As always, this year’s Noir City is packed with rarities—over half of the films being screened are currently unavailable on DVD domestically. One that should be of great interest to cinephiles is Jean Renoir’s The Woman on the Beach (1947), widely regarded as the best film of the director’s unhappy American period even if RKO demanded the film be cut after a single test screening (only five years after the same studio mangled The Magnificent Ambersons under the same cover). If the idea of the master French realist directing Robert Ryan, Joan Bennett and Charles Bickford in a torrid love triangle sounds like a dream, that’s not too far off from the feeling one has watching The Woman on the Beach.
The film actually does begin with Robert Ryan’s shell-shocked lieutenant dreaming of flames and whirlpools, though these night visions don’t seem so much more fantastic than the fog-shrouded beach where—now ostensibly awake—Scott rides his horse and comes upon beautiful Peggy gathering firewood by an old shipwreck. She takes him back to her isolated sea shanty, where she lives with her husband Tod, a cunning beast who was a great painter until he went blind. Their rotting marriage makes everyone desperate—Tod to hold on to Peggy, Peggy to escape Tod, and Scott to find a future in rescuing Peggy. A shot in which Ryan’s hand extends to light Peggy’s cigarette in front of Tod’s unseeing, but knowing visage is a little poem of fatal attractions. Desire and hate course through the trio in equal measure, but Renoir’s underlying concern for the characters, his inability to have straightforward heroes and villains, remains clear even in the studio’s version. It seems typical of Renoir’s sense of tragedy, for instance, that just before Scott comes to take Tod on a fishing trip—a cover for his murder—Tod and Peggy share an unexpected moment of affectionate intimacy, reminiscing about the champagne evenings they spent in love. The suggestion is that the painter’s enshrinement of the past and the lieutenant’s urge to forget his are equally destructive impulses—a rather more nuanced understanding of memory than the typical noir flashback allows, and just one of many surprises you’ll find at Noir City 9.

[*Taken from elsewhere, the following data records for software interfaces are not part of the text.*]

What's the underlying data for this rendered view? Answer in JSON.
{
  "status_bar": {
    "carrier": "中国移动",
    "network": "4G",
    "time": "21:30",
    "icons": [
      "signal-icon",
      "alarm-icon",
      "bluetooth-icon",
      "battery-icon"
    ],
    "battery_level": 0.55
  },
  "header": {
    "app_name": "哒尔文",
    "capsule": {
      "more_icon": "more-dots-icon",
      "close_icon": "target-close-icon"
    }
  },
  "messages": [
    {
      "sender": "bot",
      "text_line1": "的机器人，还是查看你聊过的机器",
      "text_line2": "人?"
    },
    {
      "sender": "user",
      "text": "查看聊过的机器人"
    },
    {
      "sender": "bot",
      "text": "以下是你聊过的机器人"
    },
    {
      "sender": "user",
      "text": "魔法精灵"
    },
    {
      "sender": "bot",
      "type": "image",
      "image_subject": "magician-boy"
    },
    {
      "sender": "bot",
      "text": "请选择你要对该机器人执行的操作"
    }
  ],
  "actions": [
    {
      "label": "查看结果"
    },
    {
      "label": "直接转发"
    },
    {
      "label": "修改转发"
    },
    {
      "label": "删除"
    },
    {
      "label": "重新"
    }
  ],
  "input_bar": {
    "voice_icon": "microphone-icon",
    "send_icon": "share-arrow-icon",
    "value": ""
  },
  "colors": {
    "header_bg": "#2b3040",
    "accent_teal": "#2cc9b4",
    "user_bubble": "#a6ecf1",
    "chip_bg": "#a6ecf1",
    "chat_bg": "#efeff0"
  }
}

With riveting characters, cascading revelations and momentous breakthroughs, Epstein and Friedman’s work paved the way for contemporary documentary practice.
Susan Gerhard talks copy, critics and the 'there' we have here.
Universally warm sentiment is attached to the Bay Area's hardest working indie/art film publicist.
Filmmaker and programmer Moore talks process, offers perspective on his debut feature and Cinema by the Bay opener, ‘I Think It’s Raining.’
For 50 years, Canyon Cinema has provided crucial support for a fertile avant-garde film scene.
Director Mina T. Son talks about the creation of ‘Making Noise in Silence,’ screening the United Nations Association Film Festival this week.
Without marketing tie-ins, plastic toys or corn-syrup confections, a children’s film festival brings energy to the screen.
Saraf and Light's work is marked by an unwavering appreciation for underdogs and outsiders.